Following this principle, Take Back the Land argued that because public money was spent to buy properties and bail out banks, those properties were now public housing. They engaged in civil disobedience and direct action to reach their goals to move people into foreclosed/vacant homes and defend against evictions. The shift towards reframing housing rights as human rights, and from securing affordable housing to creating community-controlled land trust is visible in their organizing. Collaboration is a space of tension in social movements. Who should anti-capitalist and anti-racist organizations collaborate with? Could they work with elected officials, police officers, bankers? Which civil society and non-governmental organizations can social movements trust and build relationships with? Is a just conversation possible between the oppressor and the oppressed? There are no simple answers. In the talk below, Rob Robinson, a long-time organizer with the movement, refers to how SWAT teams were mobilized against their anti-eviction organizing. In order to sustain their organizing, Take Back the Land works in collaboration with other sectors of society such as organizations of lawyers, yet they maintain an oppositional stance towards banks. They work with international allies and share resources among organizations in the network. The readings will give you a historical understanding of South African and Brazilian case studies of anti-eviction and land reform movements. They will also cover complexities of organizing in the U.S. At a deeper level, the practices of these social movements echo the possibilities of trans-local organizing that we covered in the last module and reveal the limitations of white liberalism. They also bring forward the gray areas of organizing in neoliberal cities where state/capital operates through inclusion and participation.
Reading SuggestionsRobinson, B. (2010). A Conversation on organizing models for social justice struggles in the city–CityLife/Vida Urbana, Picture the Homeless, Take Back the Land, United Workers. Uses of a Whirlwind: Movement, Movements and Contemporary Radical Currents in the United States, 79-84. Link: https://indyreader.org/content/a-conversation-organizing-models-social-justice-struggles-city
Carter, M. (2010). The landless rural workers movement and democracy in Brazil. Latin American Research Review, 45(4), 186-217.
Miraftab, F., & Wills, S. (2005). Insurgency and spaces of active citizenship: The story of Western Cape anti-eviction campaign in South Africa. Journal of planning education and research, 25(2), 200-217.
Pithouse, R. (2006). The Promised Land and the University of Abahlali baseMjondolo. African sociological review, 10(1), 102-142.
Mdlalose, B. (2014). The Rise and Fall of Abahlali baseMjondolo, a South African Social Movement. Politikon, 41(3), 345-353.
Foscarinis, M. (2005). Advocating for the Human Right to Housing: Notes from the United States. NYU Rev. L. & Soc. Change, 30, 447.

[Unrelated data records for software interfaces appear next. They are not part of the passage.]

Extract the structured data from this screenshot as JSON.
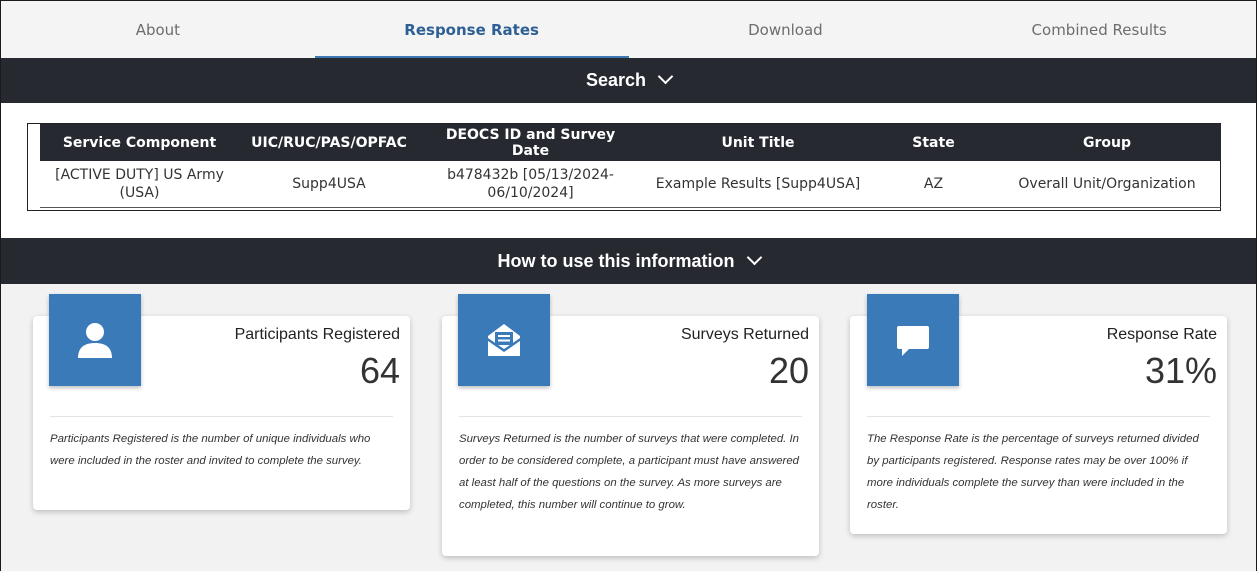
{
  "tabs": [
    {
      "label": "About",
      "active": false
    },
    {
      "label": "Response Rates",
      "active": true
    },
    {
      "label": "Download",
      "active": false
    },
    {
      "label": "Combined Results",
      "active": false
    }
  ],
  "search_bar": {
    "label": "Search"
  },
  "howto_bar": {
    "label": "How to use this information"
  },
  "table": {
    "headers": [
      "Service Component",
      "UIC/RUC/PAS/OPFAC",
      "DEOCS ID and Survey Date",
      "Unit Title",
      "State",
      "Group"
    ],
    "row": [
      "[ACTIVE DUTY] US Army (USA)",
      "Supp4USA",
      "b478432b [05/13/2024-06/10/2024]",
      "Example Results [Supp4USA]",
      "AZ",
      "Overall Unit/Organization"
    ]
  },
  "cards": [
    {
      "icon": "person-icon",
      "title": "Participants Registered",
      "value": "64",
      "description": "Participants Registered is the number of unique individuals who were included in the roster and invited to complete the survey."
    },
    {
      "icon": "envelope-icon",
      "title": "Surveys Returned",
      "value": "20",
      "description": "Surveys Returned is the number of surveys that were completed. In order to be considered complete, a participant must have answered at least half of the questions on the survey. As more surveys are completed, this number will continue to grow."
    },
    {
      "icon": "chat-bubble-icon",
      "title": "Response Rate",
      "value": "31%",
      "description": "The Response Rate is the percentage of surveys returned divided by participants registered. Response rates may be over 100% if more individuals complete the survey than were included in the roster."
    }
  ],
  "colors": {
    "accent": "#3a7ab8",
    "dark_bar": "#262a30",
    "active_tab": "#2e5f94"
  }
}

Branford, S., & Rocha, J. (2002). Cutting the wire: the story of the landless movement in Brazil. Latin America Bureau.
Garmany, J. (2008). The spaces of social movements: The Movement of Landless Rural Workers from a socio-spatial perspective. Space and Polity , 12 (3), 311-328.
Wolford, W. (2010). This land is ours now: Social mobilization and the meanings of land in Brazil. Duke University Press.
Gibson, N. C. (2008). Upright and free: Fanon in South Africa, from Biko to the shackdwellers’ movement (Abahlali baseMjondolo). Social Identities, 14(6), 683-715.
Foscarinis, M. (2007). The Growth of a Movement for a Human Right to Housing in the United States. Harv. Hum. Rts. J., 20, 35.